5. Why are patent is useful?

Patented inventions have, in fact, pervaded every aspect of human life, from electric lighting (patents held by Edison and Swan) and plastic (patents held by Baekeland), to ballpoint pens (patents held by Biro), and microprocessors (patents held by Intel, for example).

Patents provide incentives to and protection for individuals by offering them recognition for their creativity and the possibility of material reward for their inventions. At the same time, the obligatory publication of patents and patent applications facilitates the mutually-beneficial spread of new knowledge and accelerates innovation activities by, for example, avoiding the necessity to “re-invent the wheel”.

6.How do I file a Provisional Application for Patent?

A Provisional Application for Patent must be filed with the USPTO. This entails completing a paper or electronic application, submitting accompanying illustrations, and complying with other USPTO guidelines. LegalZoom can help make this process quick and easy. Once you answer a few questions online, we complete and file your application (or do so along with our affiliate patent firm). We can even help you obtain top-quality technical illustrations

7. How long does a Provisional Application for Patent last?

A provisional application for patent lasts 12 months from its filing date. The USPTO will not grant extensions for any reason.

The inventor(s) must file a Non-Provisional Patent Application within that period to take advantage of the Provisional Application for Patent’s filing date. If not, the provisional application is declared abandoned and its filing date is lost.

Another Provisional Application for Patent or even a Non-Provisional Patent Application for the same invention can still be filed, just without the benefit of the earlier filing date

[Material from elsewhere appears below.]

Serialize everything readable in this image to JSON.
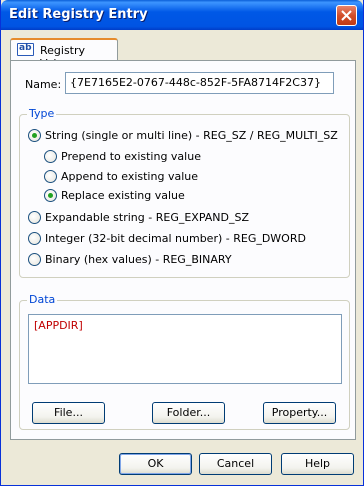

8.What should a provisional patent application include?

A provisional application may include any of a variety of materials (e.g., text, figures, graphs, charts, photographs) that describe the invention and how to make and use it. A provisional application should explicitly answer the following questions:

(1)   What is the invention?

(2)  How is the invention made?

(3)  How is the invention used?

9.How many inventors can I have?

You must list at least one inventor, but it’s fine to have more. If two or more people each make a contribution to at least one concept that makes the invention patentable, then they are co-inventors. It’s a good idea to use a Joint Ownership Agreement, which will help you preserve ownership rights with co-inventors.

When you file your application through Nolo’s Online Provisional Patent Application, you will receive a sample Joint Ownership Agreement with your purchase.

A company cannot be an inventor; it has to be a real person. Even if a company owns the rights to the invention and any potential patent, you must list the actual inventor in the provisional patent application.